[SUPPLIED INFORMATION Boundary: Start]
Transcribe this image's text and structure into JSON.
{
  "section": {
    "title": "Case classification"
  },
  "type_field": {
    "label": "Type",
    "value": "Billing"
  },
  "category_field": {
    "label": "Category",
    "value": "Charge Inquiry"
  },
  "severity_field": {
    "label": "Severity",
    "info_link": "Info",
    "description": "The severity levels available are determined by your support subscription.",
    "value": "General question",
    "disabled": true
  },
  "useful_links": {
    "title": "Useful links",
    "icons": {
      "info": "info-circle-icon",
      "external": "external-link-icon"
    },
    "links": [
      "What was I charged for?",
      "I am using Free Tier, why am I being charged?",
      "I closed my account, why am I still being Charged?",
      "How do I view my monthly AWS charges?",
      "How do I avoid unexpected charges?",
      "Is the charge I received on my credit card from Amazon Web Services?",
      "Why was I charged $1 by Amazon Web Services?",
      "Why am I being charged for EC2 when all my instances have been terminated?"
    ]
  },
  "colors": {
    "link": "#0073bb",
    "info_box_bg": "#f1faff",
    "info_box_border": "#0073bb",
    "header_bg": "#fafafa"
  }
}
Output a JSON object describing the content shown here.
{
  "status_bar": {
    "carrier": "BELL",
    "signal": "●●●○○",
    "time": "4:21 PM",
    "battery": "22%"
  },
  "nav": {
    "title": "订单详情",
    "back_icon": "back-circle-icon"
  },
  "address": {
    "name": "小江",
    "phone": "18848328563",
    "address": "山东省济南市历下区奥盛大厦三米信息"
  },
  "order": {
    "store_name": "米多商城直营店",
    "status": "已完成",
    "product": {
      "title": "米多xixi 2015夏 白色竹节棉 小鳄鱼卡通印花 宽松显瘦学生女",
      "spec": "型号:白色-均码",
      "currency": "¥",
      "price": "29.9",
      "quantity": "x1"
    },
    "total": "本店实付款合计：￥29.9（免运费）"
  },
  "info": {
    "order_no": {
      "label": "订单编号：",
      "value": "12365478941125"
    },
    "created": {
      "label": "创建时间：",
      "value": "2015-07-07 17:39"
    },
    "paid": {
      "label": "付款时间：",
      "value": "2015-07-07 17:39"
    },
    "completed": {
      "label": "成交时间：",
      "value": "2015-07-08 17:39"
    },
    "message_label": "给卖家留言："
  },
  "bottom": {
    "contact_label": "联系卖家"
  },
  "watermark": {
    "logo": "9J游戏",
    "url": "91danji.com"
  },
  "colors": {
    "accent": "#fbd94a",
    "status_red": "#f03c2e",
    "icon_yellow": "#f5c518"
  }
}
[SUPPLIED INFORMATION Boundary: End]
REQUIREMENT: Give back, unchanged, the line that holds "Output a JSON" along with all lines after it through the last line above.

WRITTEN RESPONSE:
Output a JSON object describing the content shown here.
{
  "status_bar": {
    "carrier": "BELL",
    "signal": "●●●○○",
    "time": "4:21 PM",
    "battery": "22%"
  },
  "nav": {
    "title": "订单详情",
    "back_icon": "back-circle-icon"
  },
  "address": {
    "name": "小江",
    "phone": "18848328563",
    "address": "山东省济南市历下区奥盛大厦三米信息"
  },
  "order": {
    "store_name": "米多商城直营店",
    "status": "已完成",
    "product": {
      "title": "米多xixi 2015夏 白色竹节棉 小鳄鱼卡通印花 宽松显瘦学生女",
      "spec": "型号:白色-均码",
      "currency": "¥",
      "price": "29.9",
      "quantity": "x1"
    },
    "total": "本店实付款合计：￥29.9（免运费）"
  },
  "info": {
    "order_no": {
      "label": "订单编号：",
      "value": "12365478941125"
    },
    "created": {
      "label": "创建时间：",
      "value": "2015-07-07 17:39"
    },
    "paid": {
      "label": "付款时间：",
      "value": "2015-07-07 17:39"
    },
    "completed": {
      "label": "成交时间：",
      "value": "2015-07-08 17:39"
    },
    "message_label": "给卖家留言："
  },
  "bottom": {
    "contact_label": "联系卖家"
  },
  "watermark": {
    "logo": "9J游戏",
    "url": "91danji.com"
  },
  "colors": {
    "accent": "#fbd94a",
    "status_red": "#f03c2e",
    "icon_yellow": "#f5c518"
  }
}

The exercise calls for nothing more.